The implication: these people don't matter. I can disrupt their brunch by yelling because these people aren't going to benefit me. I don't need to impress them to get ahead.
Earlier in our brunch experience, this same man had bellowed across the restaurant, "We are ready to order!" to summons his waiter. I found the service at this place to be exceptionally quick (we actually had to turn away the waiter several times because we were still deciding on our food!), so it is unlikely that much time had passed at all between when this man was given his menu and when he determined he needed to be taken care of NOW.
It frustrates me that people like this man seem completely oblivious to whether their actions affect others. He didn't care that his loud voice might disrupt other diners. My experience was not any of his concern.
After his party left, there was some confusion with the meals, since all of a sudden many orders were no longer needed. As a result, my family's order didn't all come out at the same time. Thankfully, the restaurant fixed it rapidly, but they specifically cited the sudden departure of the large party as the reason for the mix-up.
My family's experience at brunch was affected by this man. He was free to behave as he pleased, at my family's expense.
Thankfully, being slightly delayed on the road or inconvenienced at brunch is pretty minor in the grand scheme of things, but the culture of "I don't care about you" is scary.
Of course I know this, because nobody helped me when I was choking during Disney on Ice. When I think back on that experience, I shudder with fear. I could have died, and nobody cared. I worry for if something happens in the future while I am unconscious and therefore unable to help myself.
In fact, I passed out in a public bathroom while pregnant with my first son. I don't know how many people walked by me, probably just assuming I was drunk, rather than asking me if I needed assistance. (When I finally came-to, I trudged to my office, vomited in my boss' trash can, and thankfully recruited a co-worker to accompany me to the ER, where I was deemed severely dehydrated.) In the same vein, I once called an ambulance for a man who appeared to have had a stroke. Passersby seeing me attend to the man rolled their eyes and told me he was probably just intoxicated. Both of these incidents were in New York City: are there just so many drunk/drugged people there that the assumption is substance-abuse-by-default rather than someone needing acute medical attention?
Nobody helped me. And, people mocked me for trying to help someone else.
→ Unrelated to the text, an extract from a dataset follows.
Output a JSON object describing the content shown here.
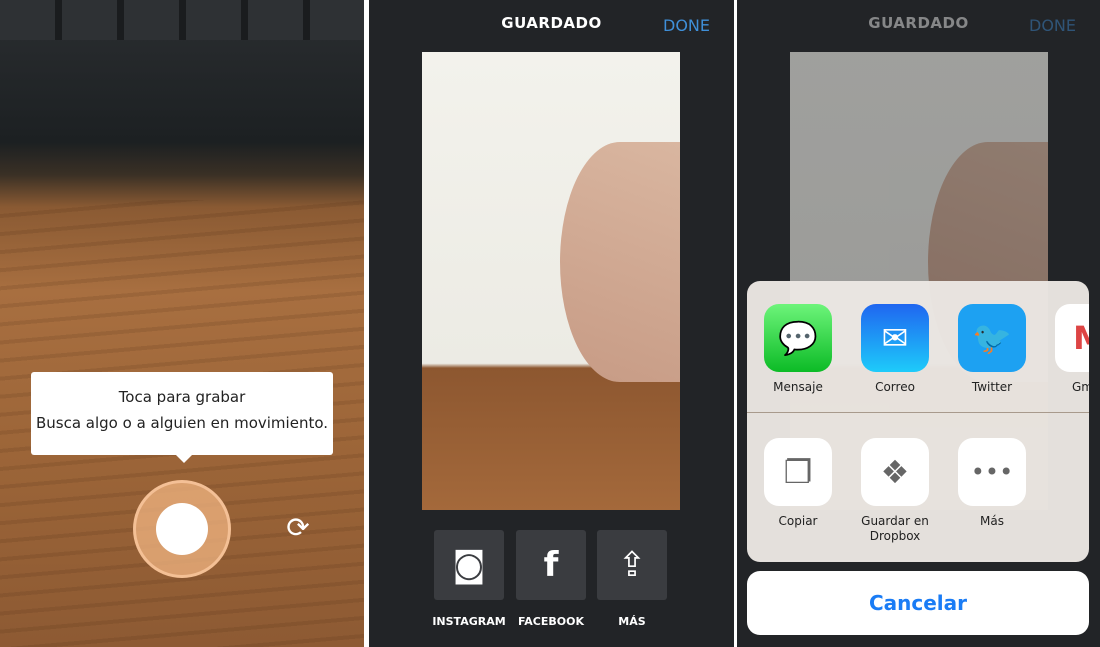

Sure, I've heard some nice heart-warming stories of strangers coming to the aid of other strangers. I know there are some good people in the world. (In fact, I have an amazing friend who just offered to give my son a ride tonight. Such a "simple" thing can mean quite a lot!) I also know there are a lot of people who don't necessarily go out of their way to help, but at least they don't try to hurt.
And then there are those who blatantly plow over others for their own gain. Why should they be so entitled?
I hate that I am powerless. I cannot reprimand them as I would a toddler, since no doubt they would "win" any sort of escalation since they don't care about what happens to me.
I hate that people are rewarded for "me-first" behavior, since by default, they benefit from pushing people around to get their way. There are no obstacles if you don't care who you hurt in the process. It is truly sickening.